I too have lusted after additional wheels but to date I have resisted.

I am able to achieve remarkably sharp edges, easily in the shaving range, using the standard wheel.

I do use the FVB for honing as I find it much easier than maintaining the proper angle by hand. Watching the latest Tormek training video they achieve great results by hand; the product of much practice.
Sharpen the knife blade
Hone edge until perfection
Cut with joy and ease



I performed the analysis on using a 250mm stone down to a useable minimum size (180mm).  That is in the attached chart.

As noted, that consumes 1,182 cm3 of grindstone.  Using a T4 stone from 200mm to 180mm provides for 239 cm3 of grindstone -- only 20%.  So, unless the T4 stone is <20% of the cost of the T8, it is cheaper to get a T8 stone.

There is more information about getting the most from your grindstones at:

Good luck.
Rich Colvin - a reference guide for sharpening

You are born weak & frail, and you die weak & frail.  What you do between those is up to you.

Ken S

Here is the maximum wear recommendations from the handbook:

"Lifetime of the Stone
Mounting: Put the grinding wheel onto the shaft and turn the EzyLock anticlockwise by hand. When sharpening, the grindstone will automatically tighten to the right torque. You need no tools.
It is not possible to predict how much grinding can be done or how many hours a grindstone will last. It depends upon the tools being ground and how much each tool is ground. As an example, a professional grinder has ground 2.000 food knives on the ∅ 250 mm (10") stone, by which time it had worn to 200 mm (8"). If you shape gouges in HSS steel, it wears the stone more quickly. When sharpening an already shaped tool the stone wear is very limited.
We recommend that the stone is changed before it wears down too much. You should not allow it to be less than approx. 180 mm (7") in diameter in order to ensure a satisfactory grinding performance. The smaller T-4 stone should not be less than 150 mm (6")."

While 180 mm is the recommended minimum diameter for 250mm grinding wheels, 150 is the minimum recommended diameter for 200 mm grinding wheels.
Regardless of how the math may work out for cost, grinding becomes less efficient with wheel wear.
Surface Feet per Minute (SFM) = RPM of the shaft (100 RPM) x the circumference of the grinding wheel.

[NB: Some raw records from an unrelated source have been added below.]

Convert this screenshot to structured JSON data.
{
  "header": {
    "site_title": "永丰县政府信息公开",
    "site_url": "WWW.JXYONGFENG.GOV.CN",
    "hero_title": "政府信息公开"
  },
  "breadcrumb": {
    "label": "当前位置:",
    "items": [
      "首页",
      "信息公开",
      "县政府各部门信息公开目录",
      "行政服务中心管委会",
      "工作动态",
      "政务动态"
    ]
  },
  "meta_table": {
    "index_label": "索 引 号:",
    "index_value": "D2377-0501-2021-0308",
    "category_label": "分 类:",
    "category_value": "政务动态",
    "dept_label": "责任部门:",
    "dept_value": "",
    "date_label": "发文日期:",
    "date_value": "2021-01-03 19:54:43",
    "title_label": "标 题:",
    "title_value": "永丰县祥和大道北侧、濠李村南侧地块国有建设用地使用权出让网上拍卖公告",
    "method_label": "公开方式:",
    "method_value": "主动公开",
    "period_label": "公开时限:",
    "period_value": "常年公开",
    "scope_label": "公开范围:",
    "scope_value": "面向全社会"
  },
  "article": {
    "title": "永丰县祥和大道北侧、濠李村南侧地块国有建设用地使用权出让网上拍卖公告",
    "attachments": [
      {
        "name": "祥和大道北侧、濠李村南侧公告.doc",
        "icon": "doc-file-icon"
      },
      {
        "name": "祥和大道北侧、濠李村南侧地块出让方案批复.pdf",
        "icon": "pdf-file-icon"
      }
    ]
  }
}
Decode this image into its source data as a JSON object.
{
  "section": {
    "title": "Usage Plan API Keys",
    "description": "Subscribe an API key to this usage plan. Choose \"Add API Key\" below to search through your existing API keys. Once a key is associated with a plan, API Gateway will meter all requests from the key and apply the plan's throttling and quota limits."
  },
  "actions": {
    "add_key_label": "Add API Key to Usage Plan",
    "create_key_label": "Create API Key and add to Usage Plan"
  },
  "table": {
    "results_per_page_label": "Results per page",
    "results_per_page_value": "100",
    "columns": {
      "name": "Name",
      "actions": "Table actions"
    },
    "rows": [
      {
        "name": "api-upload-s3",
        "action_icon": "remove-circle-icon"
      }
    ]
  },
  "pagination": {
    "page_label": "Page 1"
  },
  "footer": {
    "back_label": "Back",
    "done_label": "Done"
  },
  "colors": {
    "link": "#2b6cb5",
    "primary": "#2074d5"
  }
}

Incidentally, the higher RPM (120) of the T4 essentially cancels out the reduction caused by the smaller diameter.